Yes, my favourite Holmes is Jeremy Brett too, even though I'm old enough to remember the Rathbone movies pretty well, and loved those too - particularly The Hound of the Baskervilles. It was odd how some of the stories were completely new. I'm assuming those are one they don't repeat much on the TV and that I may never have read.
If you watch the movie now, I wonder if you'd think of it differently? I always thought it was rather... hm... obvious that the Captain loved Emily, and Emily loved him. The end of the movie was horrible to watch, the look in her eyes....

The book was disturbing, wasn't it?
I'm sure I would find the movie very different now. I checked and saw it was made in 1965 which surprised me as I though it was older than that. So I must have been a young teen when I first saw it and maybe too young to draw all the inferences that should be drawn.

The book was quite disturbing, yes. Several things really shocked me and the way the father decides at the end that he is afraid of his daughter without really knowing why. I'm really glad I've read it - I like things that make you think.

I meant to ask... what are you reading at the moment?

Edited at 2007-12-18 11:24 am (UTC)
I found the book much darker than the movie, quite so.

If you do watch the movie again, I'd be interested in knowing what your thoughts are on it. The funny thing is, I had been thinking of the movie again when you posted you'd read the book. It was quite a surprise. :)

I'm currently reading this:


about half through.

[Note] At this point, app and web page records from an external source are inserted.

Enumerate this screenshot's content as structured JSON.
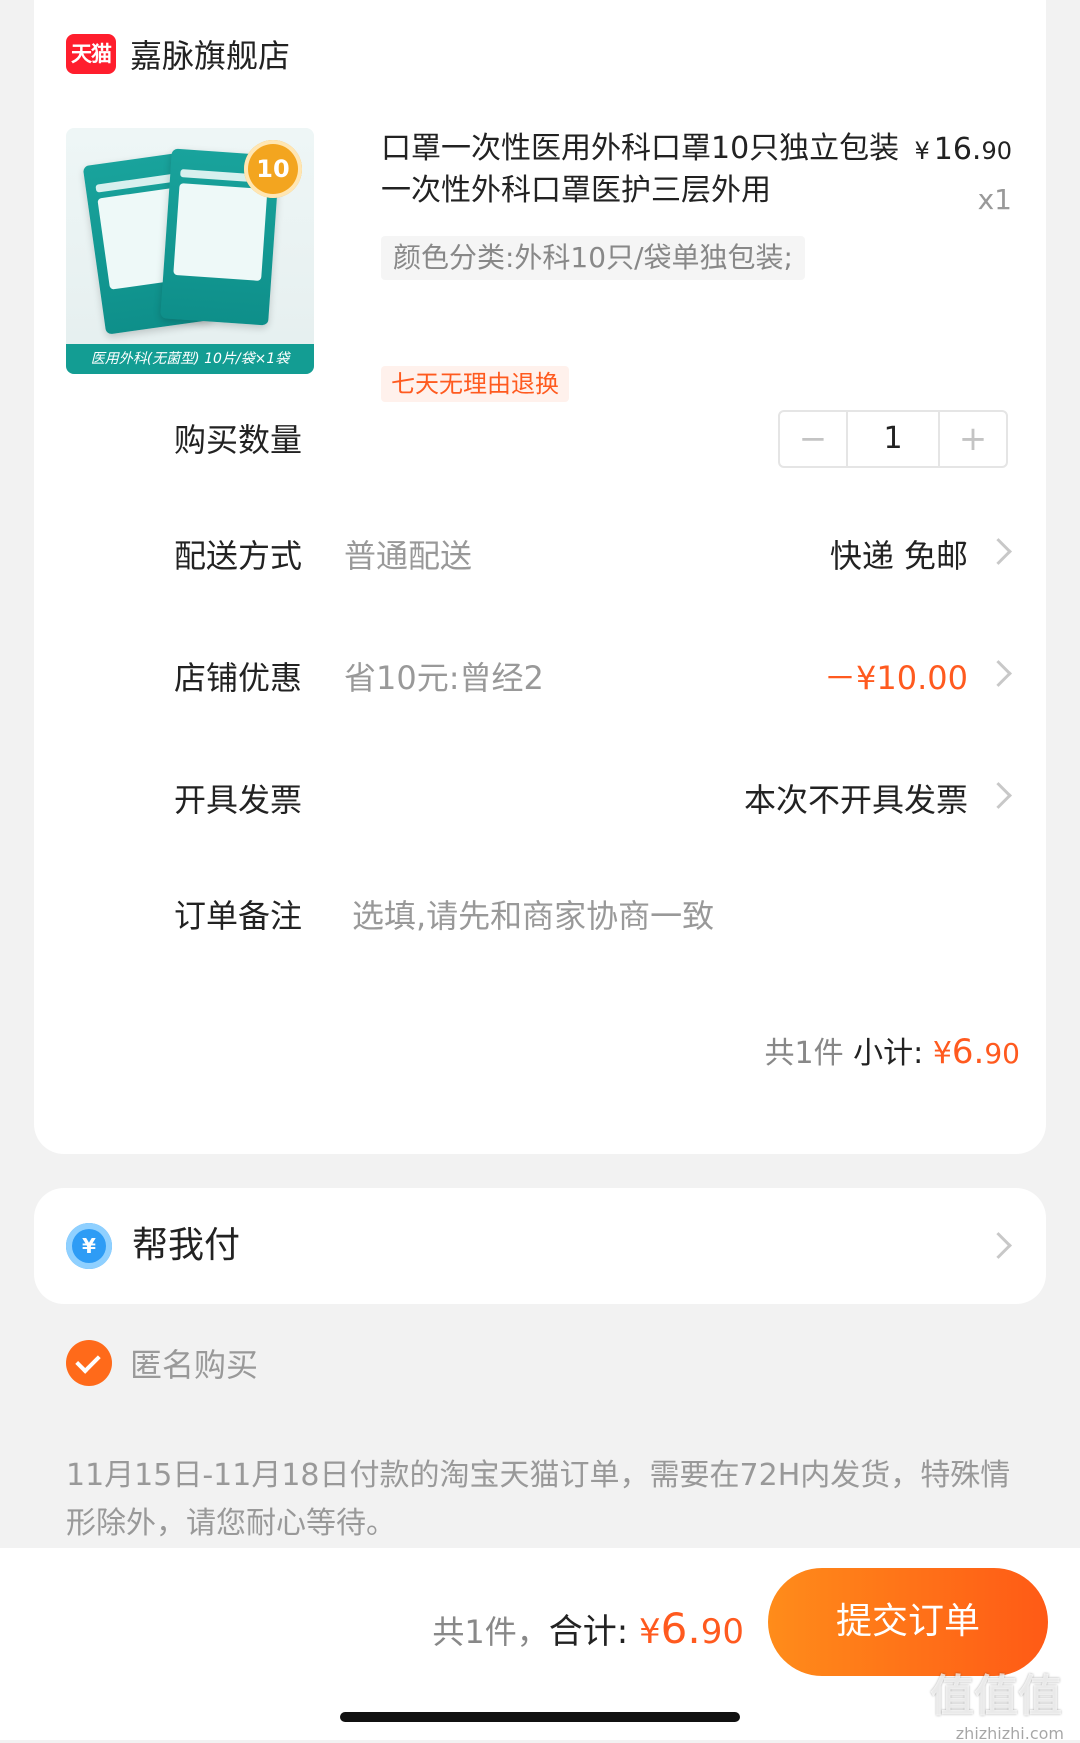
{
  "shop": {
    "logo_text": "天猫",
    "name": "嘉脉旗舰店"
  },
  "product": {
    "title": "口罩一次性医用外科口罩10只独立包装一次性外科口罩医护三层外用",
    "price_symbol": "¥",
    "price_int": "16.",
    "price_dec": "90",
    "quantity": "x1",
    "spec": "颜色分类:外科10只/袋单独包装;",
    "return_tag": "七天无理由退换",
    "image_badge": "10",
    "image_strip": "医用外科(无菌型) 10片/袋×1袋"
  },
  "purchase_qty": {
    "label": "购买数量",
    "minus": "−",
    "value": "1",
    "plus": "+"
  },
  "delivery": {
    "label": "配送方式",
    "sub": "普通配送",
    "value": "快递 免邮"
  },
  "shop_discount": {
    "label": "店铺优惠",
    "sub": "省10元:曾经2",
    "value": "－¥10.00"
  },
  "invoice": {
    "label": "开具发票",
    "value": "本次不开具发票"
  },
  "order_note": {
    "label": "订单备注",
    "placeholder": "选填,请先和商家协商一致"
  },
  "subtotal": {
    "count": "共1件",
    "label": "小计:",
    "symbol": "¥",
    "int": "6.",
    "dec": "90"
  },
  "help_pay": {
    "icon": "¥",
    "label": "帮我付"
  },
  "anonymous": {
    "label": "匿名购买",
    "checked": true
  },
  "notice": "11月15日-11月18日付款的淘宝天猫订单，需要在72H内发货，特殊情形除外，请您耐心等待。",
  "footer": {
    "count": "共1件，",
    "label": "合计:",
    "symbol": "¥",
    "int": "6.",
    "dec": "90",
    "submit": "提交订单",
    "watermark": "值值值",
    "watermark_url": "zhizhizhi.com"
  },
  "colors": {
    "accent": "#ff5a1f",
    "button_start": "#ff8c1a",
    "button_end": "#ff5a16",
    "tmall_red": "#ff1e2d"
  }
}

I got books 3 and 4 of a set of books at the last convention I went to, that I'm enjoying quite a lot (this is book one, I bought the other two after I'd gone home):